There is so much from 2020's terrible plague year that we all hope to leave behind, but for those of us who have survived, not everything needs to be tossed aside. Smaller things, like wintertime mask-wearing, will probably stick around (there's a reason flu season barely registered this year), but the pandemic has also brought bigger ideological shifts in how we see the world — and, more specifically, in how we conceptualize and value work itself.
The workers whose labor was all too often been ignored, dismissed or rendered invisible before Covid-19 arrived were suddenly thrust into the spotlight.
The workers whose labor was all too often been ignored, dismissed or rendered invisible before Covid-19 arrived were suddenly thrust into the spotlight, greeted with rounds of applause and signs of gratitude and granted a brand new designation: essential. Of course, these workers were always essential, and the work they do has long been the only thing that keeps our society functioning at what passes for a normal level. But as those who could do so suddenly retreated to home offices (or vacation homes), it became painfully apparent how much our society depends on the people who wouldn't have been able to just stay safe at home, even if they wanted to.

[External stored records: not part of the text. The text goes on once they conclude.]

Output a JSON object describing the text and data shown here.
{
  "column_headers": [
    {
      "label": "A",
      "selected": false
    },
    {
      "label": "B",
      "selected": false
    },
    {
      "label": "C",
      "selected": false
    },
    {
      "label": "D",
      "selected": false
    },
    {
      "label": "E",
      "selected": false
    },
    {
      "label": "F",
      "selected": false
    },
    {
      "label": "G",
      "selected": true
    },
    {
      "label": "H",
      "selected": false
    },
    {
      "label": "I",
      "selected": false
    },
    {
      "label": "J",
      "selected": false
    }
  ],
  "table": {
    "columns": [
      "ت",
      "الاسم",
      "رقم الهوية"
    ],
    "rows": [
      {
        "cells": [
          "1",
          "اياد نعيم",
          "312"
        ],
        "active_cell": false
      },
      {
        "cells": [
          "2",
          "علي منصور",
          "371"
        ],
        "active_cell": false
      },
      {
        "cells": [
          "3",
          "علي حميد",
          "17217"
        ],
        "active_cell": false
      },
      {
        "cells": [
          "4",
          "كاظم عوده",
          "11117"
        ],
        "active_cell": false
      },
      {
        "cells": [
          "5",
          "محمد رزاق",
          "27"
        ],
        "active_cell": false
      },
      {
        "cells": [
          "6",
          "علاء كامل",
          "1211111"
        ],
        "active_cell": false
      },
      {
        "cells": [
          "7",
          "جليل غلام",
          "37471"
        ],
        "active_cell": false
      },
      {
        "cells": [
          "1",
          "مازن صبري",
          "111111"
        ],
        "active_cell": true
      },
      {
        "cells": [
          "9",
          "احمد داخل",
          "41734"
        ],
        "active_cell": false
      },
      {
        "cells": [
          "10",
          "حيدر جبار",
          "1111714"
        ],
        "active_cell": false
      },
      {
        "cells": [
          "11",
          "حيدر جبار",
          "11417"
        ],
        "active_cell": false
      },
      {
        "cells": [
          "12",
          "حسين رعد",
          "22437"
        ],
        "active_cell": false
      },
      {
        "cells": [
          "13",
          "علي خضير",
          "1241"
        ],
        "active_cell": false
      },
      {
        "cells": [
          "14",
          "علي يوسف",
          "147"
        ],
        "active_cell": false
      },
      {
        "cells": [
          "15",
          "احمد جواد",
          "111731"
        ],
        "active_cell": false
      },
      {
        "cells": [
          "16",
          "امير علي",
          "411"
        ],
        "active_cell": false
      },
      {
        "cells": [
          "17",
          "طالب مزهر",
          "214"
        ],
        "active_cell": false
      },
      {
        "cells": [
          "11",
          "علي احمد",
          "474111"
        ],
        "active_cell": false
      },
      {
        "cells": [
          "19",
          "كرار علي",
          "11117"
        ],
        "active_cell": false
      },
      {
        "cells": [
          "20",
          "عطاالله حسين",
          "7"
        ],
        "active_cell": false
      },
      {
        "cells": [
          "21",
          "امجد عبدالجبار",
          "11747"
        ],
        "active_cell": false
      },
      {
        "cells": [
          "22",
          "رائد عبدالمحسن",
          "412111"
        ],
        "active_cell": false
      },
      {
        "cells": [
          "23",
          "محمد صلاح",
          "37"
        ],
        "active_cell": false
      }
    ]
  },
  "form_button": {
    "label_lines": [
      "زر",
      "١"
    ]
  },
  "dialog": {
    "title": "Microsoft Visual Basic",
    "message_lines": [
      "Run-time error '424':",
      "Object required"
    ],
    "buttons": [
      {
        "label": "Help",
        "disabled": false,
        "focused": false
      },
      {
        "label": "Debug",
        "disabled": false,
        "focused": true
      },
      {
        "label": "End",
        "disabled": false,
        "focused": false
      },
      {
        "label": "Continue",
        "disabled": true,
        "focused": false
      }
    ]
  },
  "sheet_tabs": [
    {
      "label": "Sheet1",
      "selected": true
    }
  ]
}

Health care workers and first responders rightly got their due, but so did other hospital workers: the folks who mopped the floors, did the laundry and handled the bodies while doctors and nurses frantically tried to stem the tide of death. City dwellers rallied around sanitation workers and transit workers and helped amplify their demands for proper protective equipment and wages; restaurant staffers and delivery workers kept people's bellies full and their cupboards stocked and ensured that the more vulnerable members of our communities could stay out of harm's way.
Farmworkers and meatpacking plant employees risked it all to prevent major disruptions in the food supply chain, and grocery store workers stood on the front lines to deliver that food into panicked, waiting hands. Teachers struggled to keep their students and themselves safe, an impossible puzzle that they have thrown their hearts into solving. Warehouse workers — particularly those at e-commerce behemoths like Amazon, Target and Walmart — picked and packed millions of orders of necessities and depression buys alike, and utility workers across the country kept the lights on.
Now, a year into the pandemic, over a half-million people are dead; few of them were government officials or the wealthy elite, but a great and terrible number of them spent their final season on Earth engaged in the very essential work that turned them into heroes — but ended up costing them their lives.
While the applause has died down and the signs have wilted in the early spring rain, we will remember that phrase — "essential worker" — and the knowledge of who exactly kept the world turning while the government twiddled its thumbs and the superrich raked in record profits.
Those who were already suffering felt the knife twist deepest, and even many of those who started out on stable ground had their lives collapse around them. While grocery store workers were dying, tech moguls Jeff Bezos and Elon Musk made billions; when transit workers were saying goodbye to their colleagues, the former president was golfing, his veins pumped full of exclusive treatments.
There is no going back now, and a new wave of labor activism and working class resistance not only is inevitable; it is already happening.
A necessary class consciousness has arisen in this country's essential workforce, and the explosion in new organizing and labor actions is an excellent sign of potential victories. Amazon workers in Bessemer, Alabama, are in the midst of a vote to form the company's first union, which could have major ripple effects on the company's other U.S. facilities. Teachers across the country are striking to protect their students and open schools safety. Unionized grocery store workers have forced major supermarket chains to provide more hazard pay. Coal miners and graduate student workers are threatening to strike over wages and safety — and these are only a few examples.
On a federal level, the new administration has taken a decidedly pro-labor stance, and the Covid-19 relief bill offered financial support to millions of workers (despite its shameful failure to include a $15 minimum wage hike), while with the potential passage of the PRO Act, labor is in a decent position to make real material gains. Things still aren't great, but they're an awful lot better than they were this time last year.
The pinprick of light at the end of this dark tunnel is finally coming into view, and it will hopefully bring a new era of working-class resistance along with it. Their work was always essential, but now, it is impossible to ignore.
Other essays from our project on what we should keep post-pandemic:
- Covid masks save American lives. They still can (and should) post-pandemic, by Dr. Megan Ranney
- Social distancing during Covid means no hugs. My personal space finally feels respected, by Christina Wyman
- Covid's remote parties allowed us to celebrate with all of our dearest, not just our nearest, by Rachel Pomerance Berl
- Even post-Covid, outdoor dining should keep going. Our staid restaurant culture has to evolve, by Deanna Fox
- I moved back home during the Covid pandemic. Here's what I gained by giving up my solo life, by Samhita Mukhopadhyay
- Covid walks kept this angry caffeine addict sane. And I'm going to keep walking, by Meredith Bennett-Smith
- Covid deaths made us aware of our mortality. Here's why that's a good thing, by Maggie Mulqueen